[Opening Listed records section]

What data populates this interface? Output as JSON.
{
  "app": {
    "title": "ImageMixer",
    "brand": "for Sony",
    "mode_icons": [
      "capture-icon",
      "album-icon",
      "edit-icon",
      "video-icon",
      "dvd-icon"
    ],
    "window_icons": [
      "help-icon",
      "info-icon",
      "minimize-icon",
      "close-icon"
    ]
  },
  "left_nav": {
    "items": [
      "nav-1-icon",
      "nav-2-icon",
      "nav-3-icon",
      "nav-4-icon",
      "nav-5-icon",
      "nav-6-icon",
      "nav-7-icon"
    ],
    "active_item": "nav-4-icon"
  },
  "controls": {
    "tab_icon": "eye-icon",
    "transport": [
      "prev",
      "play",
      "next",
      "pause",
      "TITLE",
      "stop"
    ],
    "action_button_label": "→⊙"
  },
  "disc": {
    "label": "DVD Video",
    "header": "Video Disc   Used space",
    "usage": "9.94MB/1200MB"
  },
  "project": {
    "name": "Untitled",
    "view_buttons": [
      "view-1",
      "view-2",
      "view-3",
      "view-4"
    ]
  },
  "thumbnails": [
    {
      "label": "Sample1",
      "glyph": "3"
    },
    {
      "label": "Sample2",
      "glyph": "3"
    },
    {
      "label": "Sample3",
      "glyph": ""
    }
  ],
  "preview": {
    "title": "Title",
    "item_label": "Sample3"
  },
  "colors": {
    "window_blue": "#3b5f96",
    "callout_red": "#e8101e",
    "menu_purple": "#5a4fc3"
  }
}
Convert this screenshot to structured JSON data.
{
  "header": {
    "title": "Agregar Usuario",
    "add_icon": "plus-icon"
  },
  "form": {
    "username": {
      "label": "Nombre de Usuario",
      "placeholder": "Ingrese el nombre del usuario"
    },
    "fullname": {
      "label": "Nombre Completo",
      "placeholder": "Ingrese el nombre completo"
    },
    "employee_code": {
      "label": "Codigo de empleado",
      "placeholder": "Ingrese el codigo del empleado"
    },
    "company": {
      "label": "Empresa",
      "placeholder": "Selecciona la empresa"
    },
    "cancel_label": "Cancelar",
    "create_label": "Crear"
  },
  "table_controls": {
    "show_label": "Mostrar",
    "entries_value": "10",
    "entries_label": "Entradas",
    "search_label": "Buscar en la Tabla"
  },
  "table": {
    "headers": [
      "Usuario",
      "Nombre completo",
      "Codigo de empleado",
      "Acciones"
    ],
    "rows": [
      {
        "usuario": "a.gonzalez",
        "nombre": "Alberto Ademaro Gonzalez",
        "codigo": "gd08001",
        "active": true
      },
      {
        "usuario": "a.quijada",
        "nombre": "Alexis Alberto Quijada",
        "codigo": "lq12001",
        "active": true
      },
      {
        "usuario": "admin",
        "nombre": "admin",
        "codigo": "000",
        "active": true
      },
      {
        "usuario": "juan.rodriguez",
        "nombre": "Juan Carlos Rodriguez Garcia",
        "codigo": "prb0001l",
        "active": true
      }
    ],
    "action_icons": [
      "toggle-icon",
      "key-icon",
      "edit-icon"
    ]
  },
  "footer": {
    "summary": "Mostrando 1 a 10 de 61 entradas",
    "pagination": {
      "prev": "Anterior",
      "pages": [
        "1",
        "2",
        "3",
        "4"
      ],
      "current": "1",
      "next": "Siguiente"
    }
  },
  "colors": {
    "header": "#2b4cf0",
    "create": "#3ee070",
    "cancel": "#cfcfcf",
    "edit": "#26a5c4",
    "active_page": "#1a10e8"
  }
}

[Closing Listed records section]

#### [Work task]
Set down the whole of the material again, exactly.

#### [Response below]
What data populates this interface? Output as JSON.
{
  "app": {
    "title": "ImageMixer",
    "brand": "for Sony",
    "mode_icons": [
      "capture-icon",
      "album-icon",
      "edit-icon",
      "video-icon",
      "dvd-icon"
    ],
    "window_icons": [
      "help-icon",
      "info-icon",
      "minimize-icon",
      "close-icon"
    ]
  },
  "left_nav": {
    "items": [
      "nav-1-icon",
      "nav-2-icon",
      "nav-3-icon",
      "nav-4-icon",
      "nav-5-icon",
      "nav-6-icon",
      "nav-7-icon"
    ],
    "active_item": "nav-4-icon"
  },
  "controls": {
    "tab_icon": "eye-icon",
    "transport": [
      "prev",
      "play",
      "next",
      "pause",
      "TITLE",
      "stop"
    ],
    "action_button_label": "→⊙"
  },
  "disc": {
    "label": "DVD Video",
    "header": "Video Disc   Used space",
    "usage": "9.94MB/1200MB"
  },
  "project": {
    "name": "Untitled",
    "view_buttons": [
      "view-1",
      "view-2",
      "view-3",
      "view-4"
    ]
  },
  "thumbnails": [
    {
      "label": "Sample1",
      "glyph": "3"
    },
    {
      "label": "Sample2",
      "glyph": "3"
    },
    {
      "label": "Sample3",
      "glyph": ""
    }
  ],
  "preview": {
    "title": "Title",
    "item_label": "Sample3"
  },
  "colors": {
    "window_blue": "#3b5f96",
    "callout_red": "#e8101e",
    "menu_purple": "#5a4fc3"
  }
}
Convert this screenshot to structured JSON data.
{
  "header": {
    "title": "Agregar Usuario",
    "add_icon": "plus-icon"
  },
  "form": {
    "username": {
      "label": "Nombre de Usuario",
      "placeholder": "Ingrese el nombre del usuario"
    },
    "fullname": {
      "label": "Nombre Completo",
      "placeholder": "Ingrese el nombre completo"
    },
    "employee_code": {
      "label": "Codigo de empleado",
      "placeholder": "Ingrese el codigo del empleado"
    },
    "company": {
      "label": "Empresa",
      "placeholder": "Selecciona la empresa"
    },
    "cancel_label": "Cancelar",
    "create_label": "Crear"
  },
  "table_controls": {
    "show_label": "Mostrar",
    "entries_value": "10",
    "entries_label": "Entradas",
    "search_label": "Buscar en la Tabla"
  },
  "table": {
    "headers": [
      "Usuario",
      "Nombre completo",
      "Codigo de empleado",
      "Acciones"
    ],
    "rows": [
      {
        "usuario": "a.gonzalez",
        "nombre": "Alberto Ademaro Gonzalez",
        "codigo": "gd08001",
        "active": true
      },
      {
        "usuario": "a.quijada",
        "nombre": "Alexis Alberto Quijada",
        "codigo": "lq12001",
        "active": true
      },
      {
        "usuario": "admin",
        "nombre": "admin",
        "codigo": "000",
        "active": true
      },
      {
        "usuario": "juan.rodriguez",
        "nombre": "Juan Carlos Rodriguez Garcia",
        "codigo": "prb0001l",
        "active": true
      }
    ],
    "action_icons": [
      "toggle-icon",
      "key-icon",
      "edit-icon"
    ]
  },
  "footer": {
    "summary": "Mostrando 1 a 10 de 61 entradas",
    "pagination": {
      "prev": "Anterior",
      "pages": [
        "1",
        "2",
        "3",
        "4"
      ],
      "current": "1",
      "next": "Siguiente"
    }
  },
  "colors": {
    "header": "#2b4cf0",
    "create": "#3ee070",
    "cancel": "#cfcfcf",
    "edit": "#26a5c4",
    "active_page": "#1a10e8"
  }
}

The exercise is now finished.